LL: Are retailers "soft targets" for terrorist attacks? What can retail AP executives do to mitigate risk?
MB: Unfortunately, retailers that have large groups of people present, especially malls and shopping centers, are soft targets. The attacks in Mali demonstrated this fact with brutal effectiveness. By assessing vulnerability, coordinating security with other retailers and creating awareness among workers, retailers can better improve their readiness for an active shooter incident.
LL: What learnings and practices from your time as a leader in New York security and politics have you applied to your current role as president & managing director of Redland Strategies?

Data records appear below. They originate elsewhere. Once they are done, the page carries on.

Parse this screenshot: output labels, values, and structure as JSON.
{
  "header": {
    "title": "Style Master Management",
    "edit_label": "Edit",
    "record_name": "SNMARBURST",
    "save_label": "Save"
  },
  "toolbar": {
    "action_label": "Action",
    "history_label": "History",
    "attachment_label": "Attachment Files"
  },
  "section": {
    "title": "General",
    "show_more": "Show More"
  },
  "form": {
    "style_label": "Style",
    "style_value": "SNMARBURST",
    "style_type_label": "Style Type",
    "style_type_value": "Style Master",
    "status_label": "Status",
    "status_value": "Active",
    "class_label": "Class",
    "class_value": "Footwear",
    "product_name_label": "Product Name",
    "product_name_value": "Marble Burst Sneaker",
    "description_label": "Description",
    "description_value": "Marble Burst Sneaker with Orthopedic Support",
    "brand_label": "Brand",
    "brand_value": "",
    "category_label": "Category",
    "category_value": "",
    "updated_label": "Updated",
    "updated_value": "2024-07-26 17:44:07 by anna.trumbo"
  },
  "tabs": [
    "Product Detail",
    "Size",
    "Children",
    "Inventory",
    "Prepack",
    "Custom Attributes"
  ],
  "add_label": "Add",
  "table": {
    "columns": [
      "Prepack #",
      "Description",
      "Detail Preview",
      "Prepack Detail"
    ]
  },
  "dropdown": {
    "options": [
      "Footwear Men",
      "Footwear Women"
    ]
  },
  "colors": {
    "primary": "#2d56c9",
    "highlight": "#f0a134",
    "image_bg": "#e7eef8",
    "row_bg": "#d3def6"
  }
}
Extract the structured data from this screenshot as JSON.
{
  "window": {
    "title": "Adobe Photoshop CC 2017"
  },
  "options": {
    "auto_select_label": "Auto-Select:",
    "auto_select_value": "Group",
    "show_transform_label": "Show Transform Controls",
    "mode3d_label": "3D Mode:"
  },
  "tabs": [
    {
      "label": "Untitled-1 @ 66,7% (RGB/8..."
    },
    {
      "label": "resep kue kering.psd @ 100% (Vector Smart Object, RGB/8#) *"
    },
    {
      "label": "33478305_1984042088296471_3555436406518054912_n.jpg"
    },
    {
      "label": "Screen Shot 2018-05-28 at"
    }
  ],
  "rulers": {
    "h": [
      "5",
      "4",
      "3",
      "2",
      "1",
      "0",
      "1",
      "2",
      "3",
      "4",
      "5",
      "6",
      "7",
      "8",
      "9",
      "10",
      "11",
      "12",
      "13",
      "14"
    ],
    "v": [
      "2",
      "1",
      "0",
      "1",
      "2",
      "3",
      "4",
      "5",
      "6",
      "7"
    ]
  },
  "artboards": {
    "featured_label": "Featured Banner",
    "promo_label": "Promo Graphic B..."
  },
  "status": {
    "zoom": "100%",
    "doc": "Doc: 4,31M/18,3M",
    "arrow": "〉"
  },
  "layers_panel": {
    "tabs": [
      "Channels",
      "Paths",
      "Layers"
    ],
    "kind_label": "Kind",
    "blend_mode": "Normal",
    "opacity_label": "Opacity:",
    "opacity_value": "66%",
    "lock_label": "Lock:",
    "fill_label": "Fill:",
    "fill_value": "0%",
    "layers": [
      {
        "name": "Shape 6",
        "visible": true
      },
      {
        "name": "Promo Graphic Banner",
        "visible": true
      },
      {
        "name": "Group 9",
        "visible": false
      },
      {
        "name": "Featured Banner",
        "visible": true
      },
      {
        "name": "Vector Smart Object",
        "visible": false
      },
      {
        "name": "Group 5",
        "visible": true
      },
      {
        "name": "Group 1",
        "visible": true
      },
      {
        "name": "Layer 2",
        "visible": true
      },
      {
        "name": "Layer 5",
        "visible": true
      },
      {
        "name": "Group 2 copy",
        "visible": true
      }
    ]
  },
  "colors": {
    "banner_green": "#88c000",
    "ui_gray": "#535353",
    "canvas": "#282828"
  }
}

MB: When I was the Secretary for Public Safety in New York, I literally had outside my door a line of vendors wanting to sell security equipment to the state. From this experience, I learned that before a purchase was made, the technology had to be vetted and found to be effective, useable, sustainable and scalable. In addition, I learned that even the best emergency management plan is virtually useless if it is not exercised and tested. I have offered these lessons to Redland clients.
LL: Throughout your career, you've significantly impacted the security, political and government landscapes. What do you consider your greatest accomplishment to date?
MB: I have always sought to be the bridge between different levels of government so that the vast resources of our nation can be coordinated and accessed for maximum effectiveness. This is why I was very pleased to have been the signatory to the first intelligence sharing agreement with our security partners across the Canadian border in Quebec. In addition, when New York Air National Guard Units were being asked to supply Blackhawk helicopters in Iraq, I facilitated an on-the-ground intelligence briefing by the CIA for those units, a first for the National Guard. Lastly, I created "New York Alerts" so that citizens could learn about weather threats real time through multiple communication platforms.
Don't miss Michael's presentation, After the Paris Attacks: The Changing Face of the Active Shooter
, at the 2016 Retail Asset Protection Conference
. Register today